People often ask me to recommend books to them; I never know what to say in reply. This is obviously a strange quirk of mine, because I see others recommending books all the time, fully and freely. Why is the task such a puzzler for me?
I think it's because, as I see things, there are very few books that anyone and everyone should read. Maybe there aren't any. But any books that would be on such a list — the Iliad or Hamlet or Dante's Divine Comedy — are already universally known. So presumably people who ask for recommendations are looking for less obvious additions to their reading lists.
But in that case, I really don't have a reliable way of knowing — except perhaps in the case of good friends — whether a given person would enjoy and benefit from a given book.
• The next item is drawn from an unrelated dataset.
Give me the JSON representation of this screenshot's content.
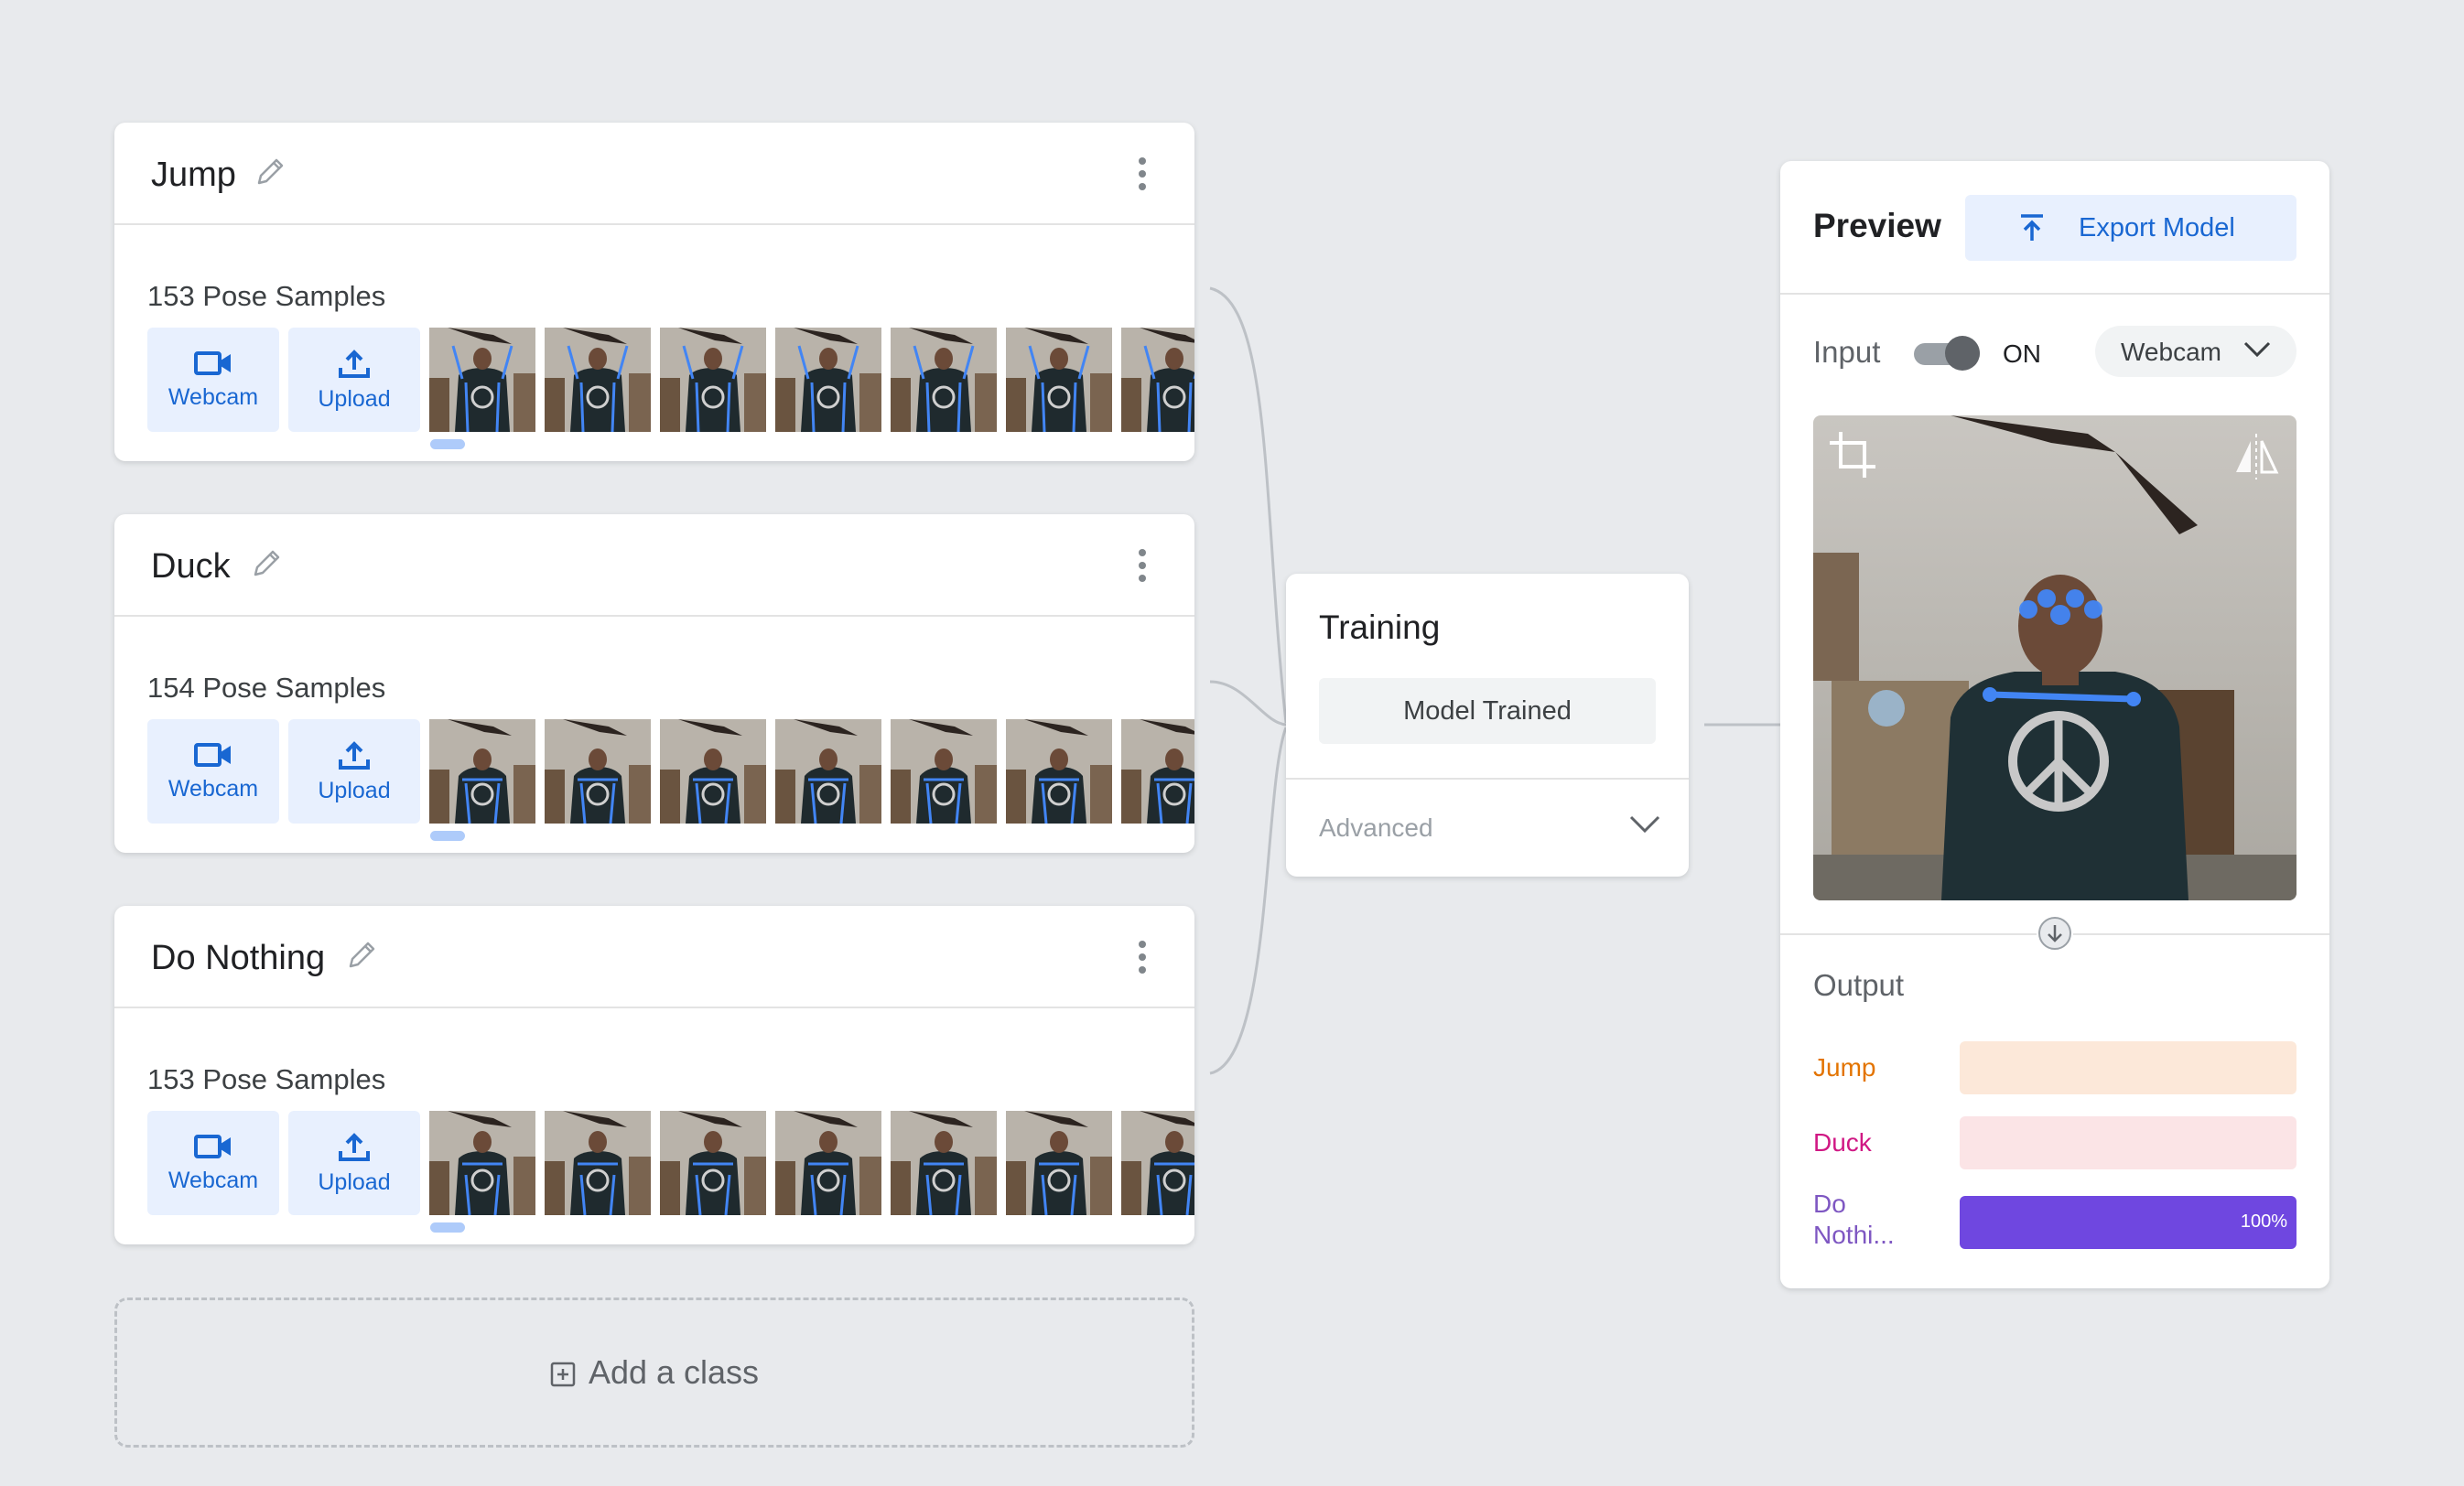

Readers (people) are so different from one another: they have such widely varying experiences, educational backgrounds, aesthetic preferences, and personal needs. I just don't have any confidence that a book I happen to like, or have learned from, would be well-suited for someone else. So in the past when I have provided recommendations on request, I have felt that I was just pulling marbles out of a black bag, that my choices were pretty much completely random and that on another day I might have mentioned completely different books.
The result is that now, when I'm asked for recommendations of books to read, I end up just thinking about it for an unconscionable length of time, and not really coming up with anything. Weird, huh? Nevertheless, that's the situation.
And besides, I am a big, big believer in reading at whim.
Nevertheless, as a token offering, I can direct you to a blog post I wrote about the books that were most important to me at different stages of my life. I have also tried to make a case that Rebecca West's Black Lamb and Grey Falcon is one of the greatest books of the twentieth century — perhaps the very greatest. Surely nearly everyone should read more Auden. The most profound guide to Christian sanctification I know is Dante's Purgatorio. Two novels I would love more people to read are Anita Desai's Clear Light of Day and George Garrett's The Succession. Few works of history are more profound than Charles Norris Cochrane's Christianity and Classical Culture, which was a particular favorite of Auden's — he read it "many times," he said. If I could get my fellow Christians to read only one recent book it would be Lesslie Newbigin's The Gospel in a Pluralist Society — a lifetime of missional wisdom condensed into one book.
I learned a great deal about writing biography from studying the two major biographies produced by Walter Jackson Bate: Samuel Johnson and John Keats. If I had had time to go back and re-read and study those two books before writing my biography of C. S. Lewis, its quality would have been much improved, I am sure. (Maybe someday a second, revised, expanded, and improved edition. . . .)
I may add things to this list later.